- _INFORMATION PROVIDED_:
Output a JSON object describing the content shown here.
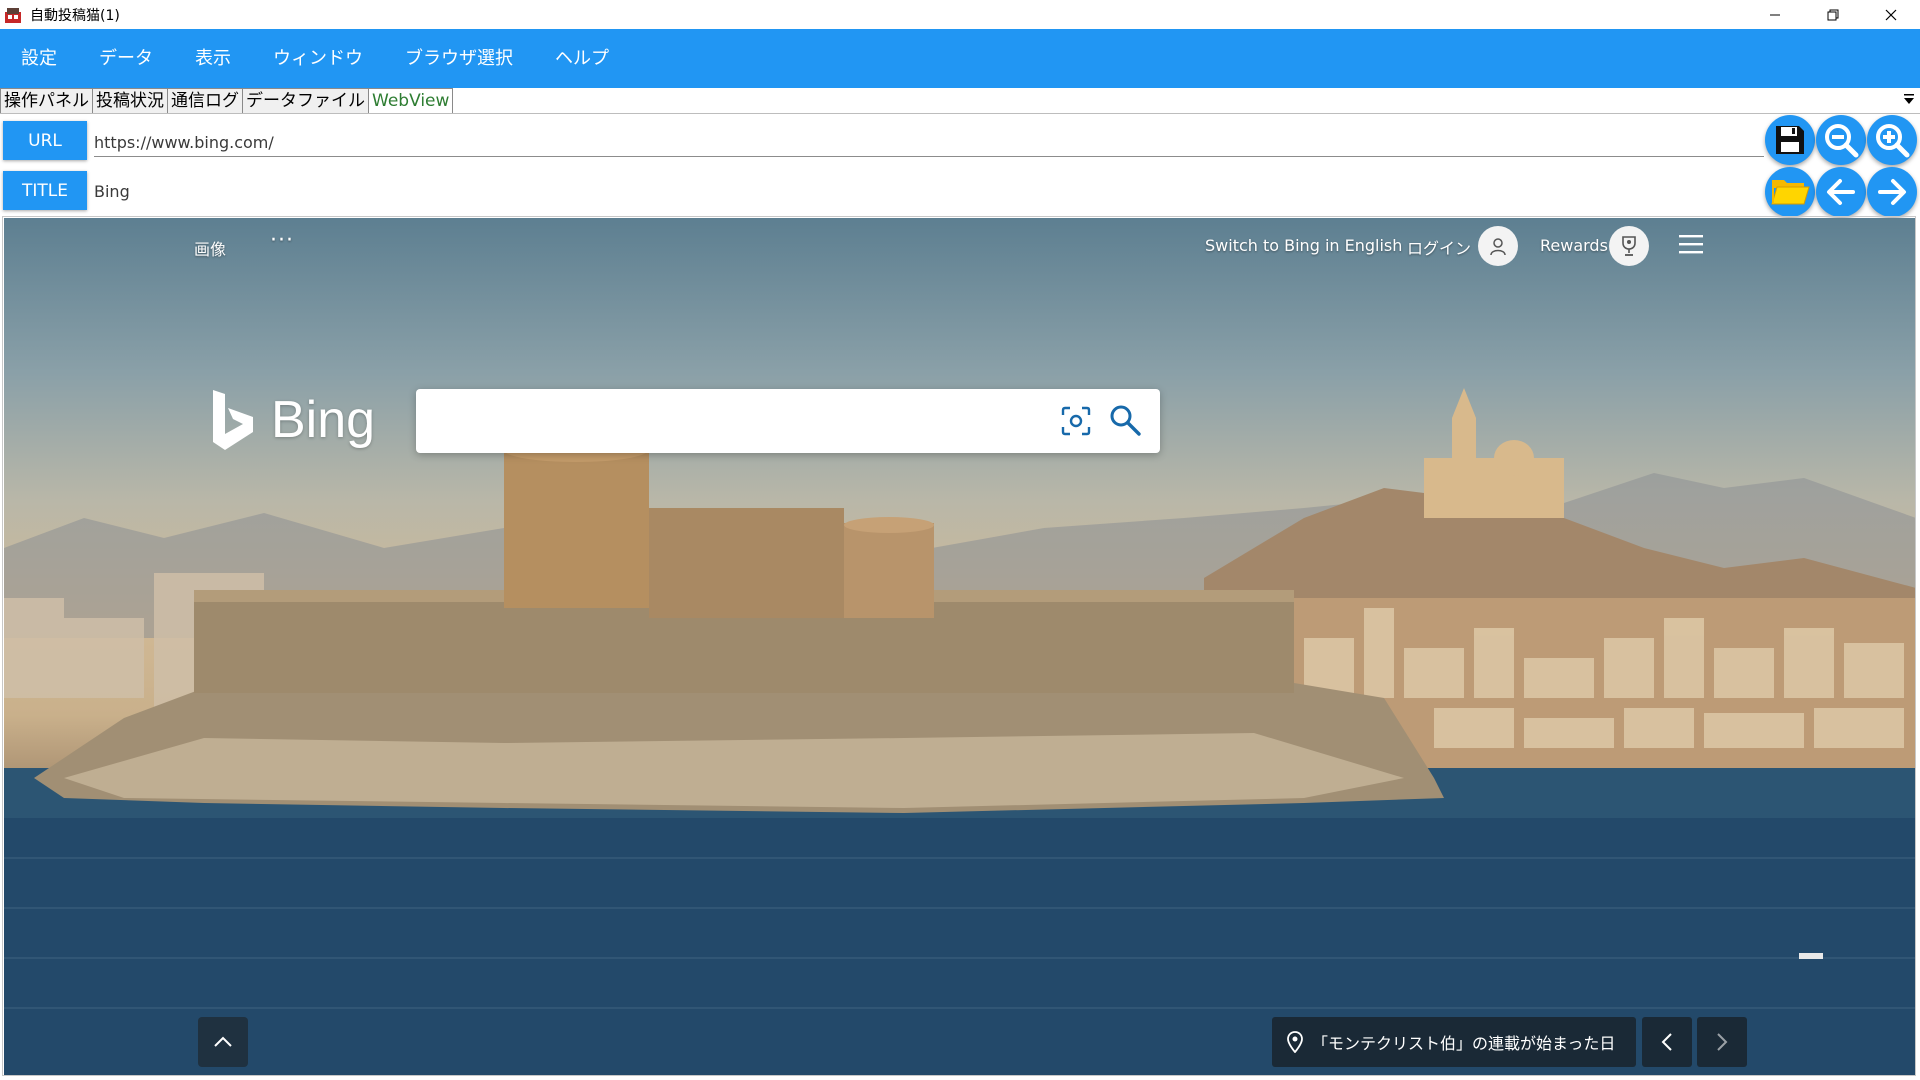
{
  "window": {
    "title": "自動投稿猫(1)",
    "controls": [
      "minimize-icon",
      "restore-icon",
      "close-icon"
    ]
  },
  "menu": {
    "items": [
      "設定",
      "データ",
      "表示",
      "ウィンドウ",
      "ブラウザ選択",
      "ヘルプ"
    ]
  },
  "tabs": {
    "items": [
      "操作パネル",
      "投稿状況",
      "通信ログ",
      "データファイル",
      "WebView"
    ],
    "active": "WebView"
  },
  "address": {
    "url_label": "URL",
    "url_value": "https://www.bing.com/",
    "title_label": "TITLE",
    "title_value": "Bing"
  },
  "toolbar": {
    "icons": [
      "save-icon",
      "zoom-out-icon",
      "zoom-in-icon",
      "folder-open-icon",
      "back-arrow-icon",
      "forward-arrow-icon"
    ]
  },
  "bing": {
    "images": "画像",
    "more": "···",
    "switch_language": "Switch to Bing in English",
    "login": "ログイン",
    "rewards": "Rewards",
    "logo_text": "Bing",
    "search_placeholder": "",
    "caption": "「モンテクリスト伯」の連載が始まった日"
  },
  "colors": {
    "accent": "#2196f3",
    "active_tab_text": "#2e7d32",
    "folder_yellow": "#ffd500"
  }
}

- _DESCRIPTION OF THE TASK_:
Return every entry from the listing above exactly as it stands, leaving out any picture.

- _SOLUTION BELOW_:
Output a JSON object describing the content shown here.
{
  "window": {
    "title": "自動投稿猫(1)",
    "controls": [
      "minimize-icon",
      "restore-icon",
      "close-icon"
    ]
  },
  "menu": {
    "items": [
      "設定",
      "データ",
      "表示",
      "ウィンドウ",
      "ブラウザ選択",
      "ヘルプ"
    ]
  },
  "tabs": {
    "items": [
      "操作パネル",
      "投稿状況",
      "通信ログ",
      "データファイル",
      "WebView"
    ],
    "active": "WebView"
  },
  "address": {
    "url_label": "URL",
    "url_value": "https://www.bing.com/",
    "title_label": "TITLE",
    "title_value": "Bing"
  },
  "toolbar": {
    "icons": [
      "save-icon",
      "zoom-out-icon",
      "zoom-in-icon",
      "folder-open-icon",
      "back-arrow-icon",
      "forward-arrow-icon"
    ]
  },
  "bing": {
    "images": "画像",
    "more": "···",
    "switch_language": "Switch to Bing in English",
    "login": "ログイン",
    "rewards": "Rewards",
    "logo_text": "Bing",
    "search_placeholder": "",
    "caption": "「モンテクリスト伯」の連載が始まった日"
  },
  "colors": {
    "accent": "#2196f3",
    "active_tab_text": "#2e7d32",
    "folder_yellow": "#ffd500"
  }
}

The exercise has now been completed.